[Component data from apps and pages]

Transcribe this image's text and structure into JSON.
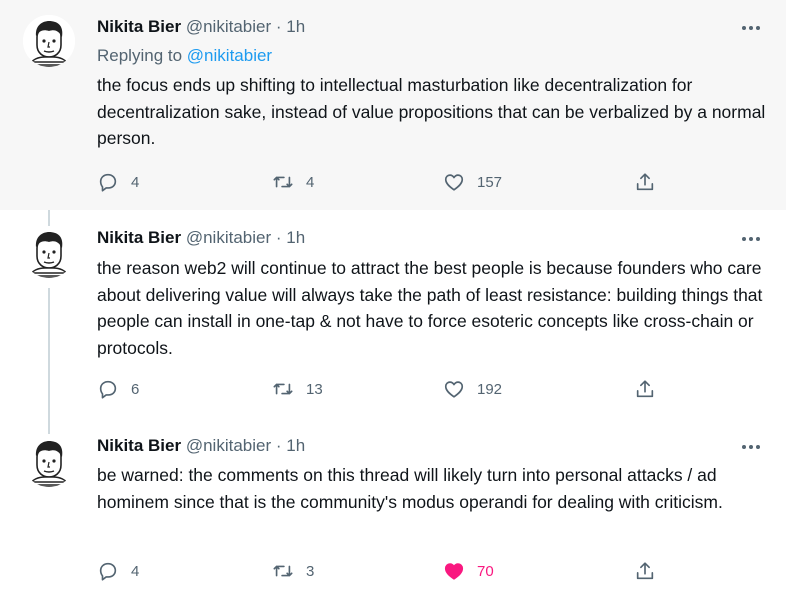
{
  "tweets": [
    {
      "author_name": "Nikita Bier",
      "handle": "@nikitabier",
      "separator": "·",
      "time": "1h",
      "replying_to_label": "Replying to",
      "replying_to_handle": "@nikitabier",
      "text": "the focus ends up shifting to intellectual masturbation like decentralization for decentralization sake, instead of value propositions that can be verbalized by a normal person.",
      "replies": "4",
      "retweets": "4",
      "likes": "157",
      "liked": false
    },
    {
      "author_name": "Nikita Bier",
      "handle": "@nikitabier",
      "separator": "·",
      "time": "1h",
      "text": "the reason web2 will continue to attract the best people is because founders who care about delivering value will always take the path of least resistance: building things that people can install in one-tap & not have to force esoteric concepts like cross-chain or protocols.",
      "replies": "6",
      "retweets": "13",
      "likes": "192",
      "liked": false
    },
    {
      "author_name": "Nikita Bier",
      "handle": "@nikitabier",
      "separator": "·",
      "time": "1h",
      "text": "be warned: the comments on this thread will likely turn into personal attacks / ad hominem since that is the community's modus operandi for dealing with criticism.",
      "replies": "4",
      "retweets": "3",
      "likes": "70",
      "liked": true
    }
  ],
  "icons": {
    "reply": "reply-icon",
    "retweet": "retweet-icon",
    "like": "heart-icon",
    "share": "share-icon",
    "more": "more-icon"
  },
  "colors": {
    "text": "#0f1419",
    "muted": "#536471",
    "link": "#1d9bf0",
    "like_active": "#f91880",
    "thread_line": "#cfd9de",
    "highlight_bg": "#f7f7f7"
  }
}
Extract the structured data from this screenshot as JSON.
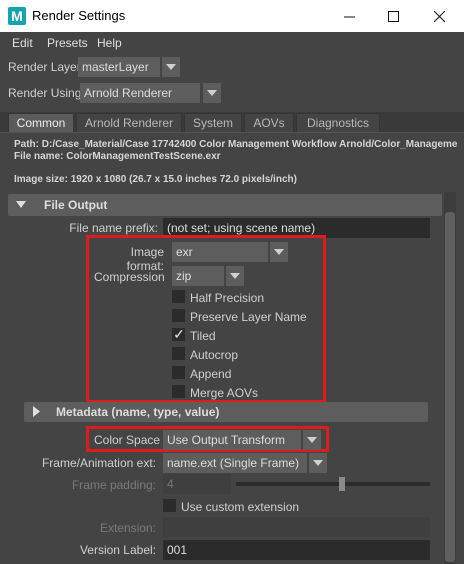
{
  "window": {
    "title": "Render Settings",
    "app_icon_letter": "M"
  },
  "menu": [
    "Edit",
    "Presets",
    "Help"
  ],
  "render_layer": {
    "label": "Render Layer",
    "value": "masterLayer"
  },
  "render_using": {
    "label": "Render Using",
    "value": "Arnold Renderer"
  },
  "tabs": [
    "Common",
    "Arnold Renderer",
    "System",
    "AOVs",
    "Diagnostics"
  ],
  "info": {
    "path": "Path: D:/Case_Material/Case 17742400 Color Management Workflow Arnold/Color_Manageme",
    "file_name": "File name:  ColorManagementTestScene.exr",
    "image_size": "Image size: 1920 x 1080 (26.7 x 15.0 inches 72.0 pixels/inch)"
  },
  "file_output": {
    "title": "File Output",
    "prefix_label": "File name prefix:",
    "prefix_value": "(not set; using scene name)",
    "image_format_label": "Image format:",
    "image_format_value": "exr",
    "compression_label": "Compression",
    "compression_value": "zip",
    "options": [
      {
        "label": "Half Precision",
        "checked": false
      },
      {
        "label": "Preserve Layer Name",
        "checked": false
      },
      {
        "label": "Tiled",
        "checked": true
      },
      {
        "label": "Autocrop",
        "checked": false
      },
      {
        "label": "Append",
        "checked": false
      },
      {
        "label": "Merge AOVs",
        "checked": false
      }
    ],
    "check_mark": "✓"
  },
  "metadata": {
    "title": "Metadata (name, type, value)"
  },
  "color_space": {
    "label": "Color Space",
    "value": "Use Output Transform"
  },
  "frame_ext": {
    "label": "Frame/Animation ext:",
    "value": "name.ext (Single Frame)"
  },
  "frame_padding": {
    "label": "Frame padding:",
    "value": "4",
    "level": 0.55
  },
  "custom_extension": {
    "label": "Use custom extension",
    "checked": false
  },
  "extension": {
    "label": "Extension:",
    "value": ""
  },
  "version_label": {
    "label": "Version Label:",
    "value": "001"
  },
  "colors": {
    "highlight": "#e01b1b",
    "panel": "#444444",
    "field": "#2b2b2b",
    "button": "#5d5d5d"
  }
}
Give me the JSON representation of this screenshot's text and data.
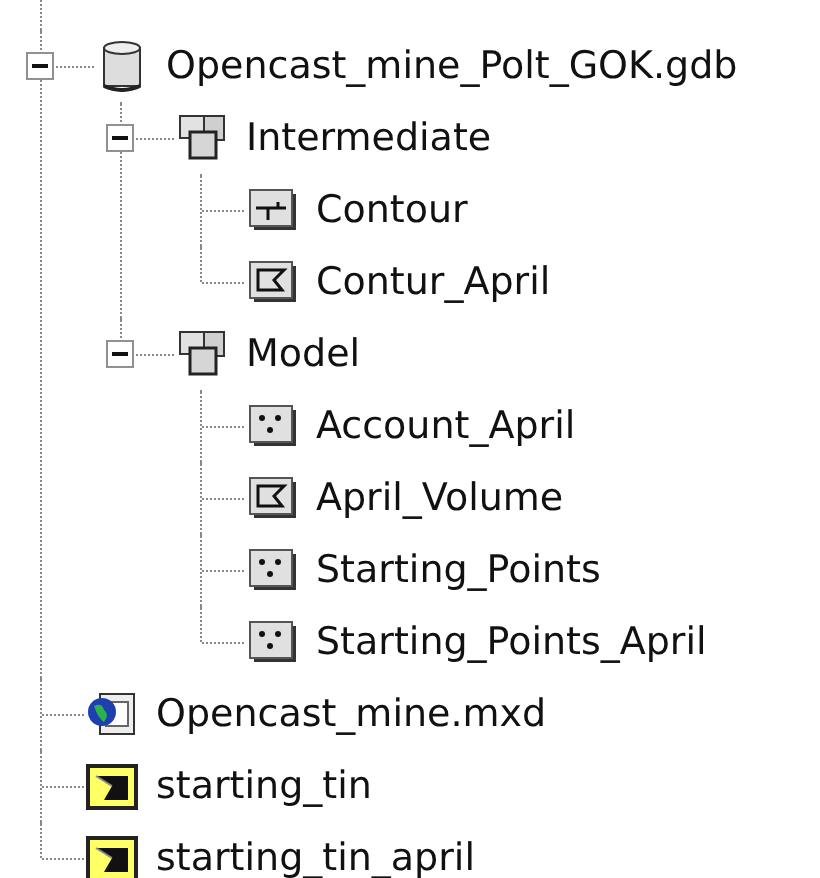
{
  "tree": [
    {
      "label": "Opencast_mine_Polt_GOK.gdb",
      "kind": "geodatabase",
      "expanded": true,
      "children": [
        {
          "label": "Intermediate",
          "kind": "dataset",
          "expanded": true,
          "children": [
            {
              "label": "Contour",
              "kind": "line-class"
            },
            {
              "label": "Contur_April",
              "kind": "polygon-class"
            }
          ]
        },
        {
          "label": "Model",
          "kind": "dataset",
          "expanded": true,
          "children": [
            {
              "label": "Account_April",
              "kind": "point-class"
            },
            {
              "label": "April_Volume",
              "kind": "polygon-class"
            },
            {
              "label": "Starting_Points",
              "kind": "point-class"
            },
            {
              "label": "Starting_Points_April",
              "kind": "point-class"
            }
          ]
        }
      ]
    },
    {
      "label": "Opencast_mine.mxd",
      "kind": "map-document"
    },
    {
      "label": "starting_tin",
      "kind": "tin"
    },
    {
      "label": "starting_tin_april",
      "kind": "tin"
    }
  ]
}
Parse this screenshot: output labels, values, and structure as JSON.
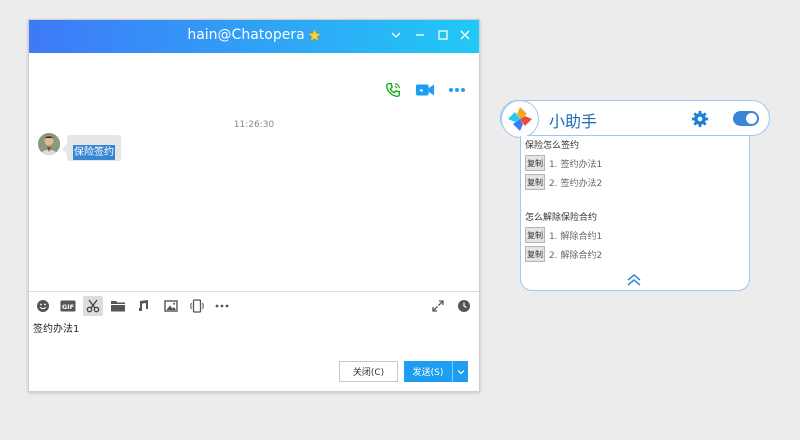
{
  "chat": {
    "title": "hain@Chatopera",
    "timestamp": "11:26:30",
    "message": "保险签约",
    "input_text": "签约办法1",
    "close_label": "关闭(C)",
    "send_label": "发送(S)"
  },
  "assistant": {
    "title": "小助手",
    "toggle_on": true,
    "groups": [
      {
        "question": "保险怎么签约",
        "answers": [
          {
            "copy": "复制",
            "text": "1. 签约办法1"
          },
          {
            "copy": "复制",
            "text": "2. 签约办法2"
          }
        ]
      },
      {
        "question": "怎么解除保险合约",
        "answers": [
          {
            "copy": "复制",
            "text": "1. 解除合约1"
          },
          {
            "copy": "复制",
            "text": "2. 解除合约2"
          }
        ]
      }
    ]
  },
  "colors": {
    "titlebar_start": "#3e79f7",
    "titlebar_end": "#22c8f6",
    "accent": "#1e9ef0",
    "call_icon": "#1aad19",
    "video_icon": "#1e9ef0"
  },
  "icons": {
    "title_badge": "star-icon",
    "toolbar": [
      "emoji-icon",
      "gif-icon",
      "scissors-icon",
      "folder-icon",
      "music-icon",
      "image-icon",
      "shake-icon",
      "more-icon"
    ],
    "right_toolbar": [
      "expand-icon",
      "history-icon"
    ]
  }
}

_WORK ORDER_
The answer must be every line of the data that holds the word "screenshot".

_SOLUTION BELOW_
Extract the structured data from this screenshot as JSON.
Give me the JSON representation of this screenshot's text and data.
Parse this screenshot: output labels, values, and structure as JSON.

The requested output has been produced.